Today, she has forgotten more than usual. The index card standing at attention in the middle of her kitchen table is waiting in vain to learn: “TODAY’S DATE IS…” The Lilliputian billboard offering a daily reality check has taken the place of traditional, cheerful seasonal centerpieces and candleholders. I pick up the nearby red pencil and print: “Monday, October 7, 2019.”
“Here is your tea, Mom. No sugar, right?”
“I don’t want that milk.”
“Tea requires a drop of milk, remember? To protect teeth enamel. How about a cookie?”
I open the “sweets cabinet” underneath the toaster oven, noting the blackened toast crumbs and frozen pizza cheese coating the bottom tray like an ugly scab. Some changes about this kitchen of my childhood I will never get used to.
My mother’s sweets cabinet never harbored much promise while I was growing up in that house. Not today either.
“Fig newton or a gingersnap. Unless you want a Saltine or a box of golden raisins.”
“No chocolate chip?”
“No chocolate chip.”
“Forget it then.”
I give her one of each kind of cookie. She bites and chews.
“These cookies are stale. I can’t believe your father hasn’t inhaled them yet. Still good though. These are the classics, figs and snaps. Stick with the classics, Virginia. You’ll never be sorry.”
My mother stands. Limps. Retrieves both cookie boxes. Leaves the cabinet door open in a wide yawn. Takes one more of each variety for he paper plate. I put up my hand in protest when she reaches in for more. She hands over two fig newtons anyway.
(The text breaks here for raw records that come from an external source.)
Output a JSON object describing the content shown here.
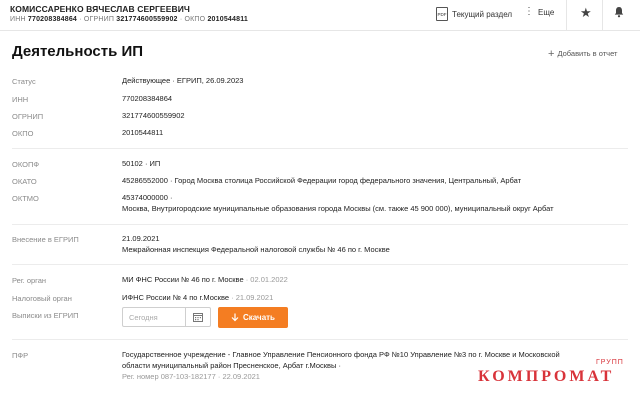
{
  "header": {
    "owner_name": "КОМИССАРЕНКО ВЯЧЕСЛАВ СЕРГЕЕВИЧ",
    "inn_label": "ИНН",
    "inn": "770208384864",
    "ogrnip_label": "· ОГРНИП",
    "ogrnip": "321774600559902",
    "okpo_label": "· ОКПО",
    "okpo": "2010544811",
    "section_label": "Текущий раздел",
    "more_label": "Еще"
  },
  "page": {
    "title": "Деятельность ИП",
    "add_to_report": "Добавить в отчет"
  },
  "details": {
    "status": {
      "label": "Статус",
      "value": "Действующее · ЕГРИП, 26.09.2023"
    },
    "inn": {
      "label": "ИНН",
      "value": "770208384864"
    },
    "ogrnip": {
      "label": "ОГРНИП",
      "value": "321774600559902"
    },
    "okpo": {
      "label": "ОКПО",
      "value": "2010544811"
    },
    "okopf": {
      "label": "ОКОПФ",
      "value": "50102 · ИП"
    },
    "okato": {
      "label": "ОКАТО",
      "value": "45286552000 · Город Москва столица Российской Федерации город федерального значения, Центральный, Арбат"
    },
    "oktmo": {
      "label": "ОКТМО",
      "code": "45374000000 ·",
      "value": "Москва, Внутригородские муниципальные образования города Москвы (см. также 45 900 000), муниципальный округ Арбат"
    },
    "egrip": {
      "label": "Внесение в ЕГРИП",
      "date": "21.09.2021",
      "value": "Межрайонная инспекция Федеральной налоговой службы № 46 по г. Москве"
    },
    "reg_organ": {
      "label": "Рег. орган",
      "value": "МИ ФНС России № 46 по г. Москве",
      "date": "· 02.01.2022"
    },
    "tax_organ": {
      "label": "Налоговый орган",
      "value": "ИФНС России № 4 по г.Москве",
      "date": "· 21.09.2021"
    },
    "extract": {
      "label": "Выписки из ЕГРИП",
      "placeholder": "Сегодня",
      "button": "Скачать"
    },
    "pfr": {
      "label": "ПФР",
      "line1": "Государственное учреждение - Главное Управление Пенсионного фонда РФ №10 Управление №3 по г. Москве и Московской",
      "line2": "области муниципальный район Пресненское, Арбат г.Москвы ·",
      "line3": "Рег. номер 087-103-182177 · 22.09.2021"
    }
  },
  "watermark": {
    "main": "КОМПРОМАТ",
    "sub": "ГРУПП"
  },
  "colors": {
    "accent": "#f47d22",
    "watermark": "#d8333a"
  }
}
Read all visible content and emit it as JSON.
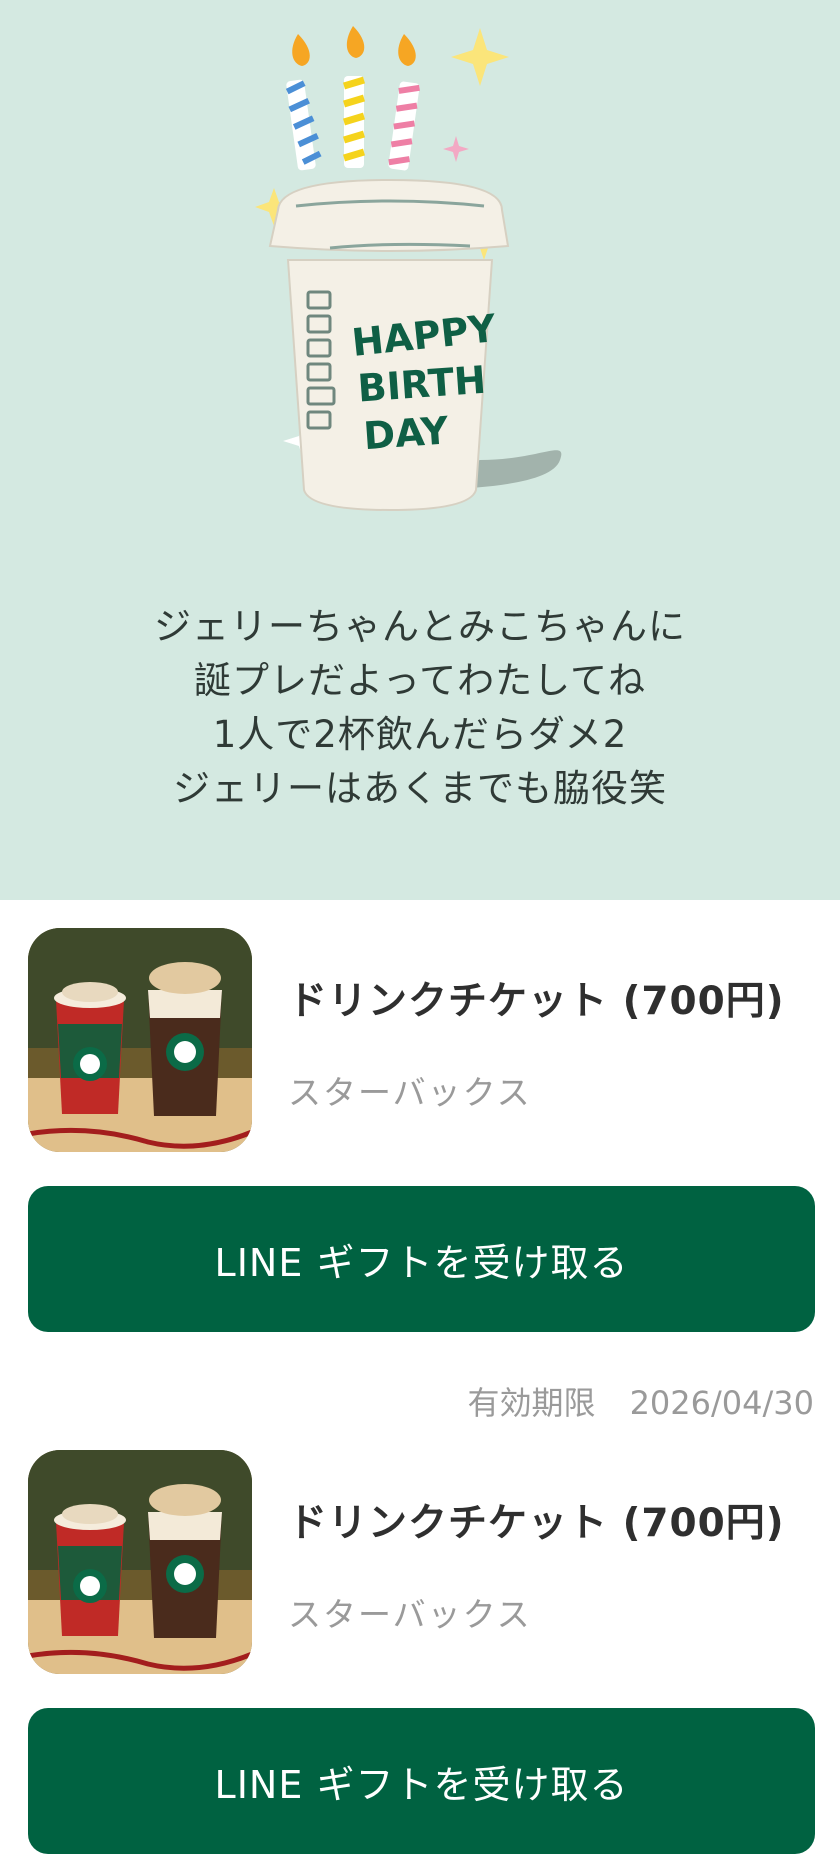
{
  "illustration": {
    "icon": "birthday-cup-illustration",
    "cup_text": [
      "HAPPY",
      "BIRTH",
      "DAY"
    ]
  },
  "message": {
    "lines": [
      "ジェリーちゃんとみこちゃんに",
      "誕プレだよってわたしてね",
      "1人で2杯飲んだらダメ2",
      "ジェリーはあくまでも脇役笑"
    ]
  },
  "gifts": [
    {
      "title": "ドリンクチケット (700円)",
      "brand": "スターバックス",
      "button_label": "LINE ギフトを受け取る",
      "expiry_label": "有効期限",
      "expiry_date": "2026/04/30"
    },
    {
      "title": "ドリンクチケット (700円)",
      "brand": "スターバックス",
      "button_label": "LINE ギフトを受け取る"
    }
  ],
  "colors": {
    "header_bg": "#d4e9e1",
    "button_bg": "#006241",
    "button_text": "#ffffff"
  }
}
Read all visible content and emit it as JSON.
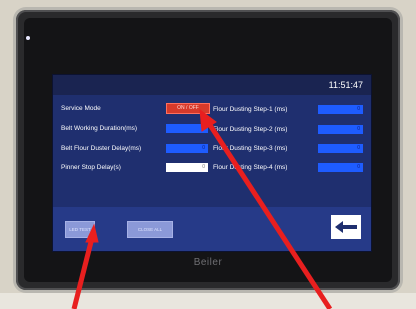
{
  "device": {
    "brand": "Beiler"
  },
  "screen": {
    "clock": "11:51:47",
    "left_fields": [
      {
        "label": "Service Mode"
      },
      {
        "label": "Belt Working Duration(ms)",
        "value": "0"
      },
      {
        "label": "Belt Flour Duster Delay(ms)",
        "value": "0"
      },
      {
        "label": "Pinner Stop Delay(s)",
        "value": "0"
      }
    ],
    "service_toggle": "ON / OFF",
    "right_fields": [
      {
        "label": "Flour Dusting Step-1 (ms)",
        "value": "0"
      },
      {
        "label": "Flour Dusting Step-2 (ms)",
        "value": "0"
      },
      {
        "label": "Flour Dusting Step-3 (ms)",
        "value": "0"
      },
      {
        "label": "Flour Dusting Step-4 (ms)",
        "value": "0"
      }
    ],
    "buttons": {
      "led_test": "LED TEST",
      "close_all": "CLOSE ALL"
    }
  },
  "colors": {
    "annotation_arrow": "#e81f1f",
    "hmi_bg": "#1f2f6f",
    "toggle_on": "#d63a2b"
  }
}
“Speaking of the classics, Mom, how about pea coats. Remember those? People still wear pea coats.”
“Those were smart. Nice, big buttons with embossed ship anchors I think. Sailor coats.”
“Remember when you and I saw The Carpenters at the Arena? Remember the lace pantsuit Karen Carpenter wore?” I ask.
“I don’t really like pantsuits on women. Pantsuits make them look like astronauts.”
“What’s wrong with women being astronauts?’
“Nothing, I guess. If you want to fly to the moon, go ahead.” A rare laugh erupts from my mother, but it doesn’t succeed in changing the flat expression that has come to reside on her face.
“Do you remember that, though, Mom, when you and I went to the Hersheypark Arena and we saw The Carpenters? We sat really, really close to the stage?”
Outside, the rain intensifies. In the street, drops dart earthward, bounce off the standing, trampoline puddles. A red bird waits under a grey shrub, twitching nervously. Down the cement sidewalk, across the street, and up an identical walk, Mrs. Milhimes’ has arranged her customary, autumnal display of rust and yellow mums. The straw-hatted scarecrow stuck in one of the pots doesn’t like cold rain on his face. He’s slouched forward. He’s waiting it out.
My mother blinks, smiles weakly, swallows cookie.
“Yes, I do. I surely do,” she responds. “Didn’t we have a lot of fun together.”
I open my mouth and close it. Outside, the red bird decides she can’t wait huddled underneath shelter forever. She leaps, lifts her wings and flaps silently away.
Virginia Watts is the author of poetry and stories found or upcoming in Illuminations, The Florida Review, The Moon City Review, Palooka Magazine, Streetlight Magazine, Burningwood Literary Journal, Ginosko Literary Journal among others. Nominee for a Pushcart Prize and Best of the Net 2019 in nonfiction, Virginia resides near Philadelphia, Pennsylvania.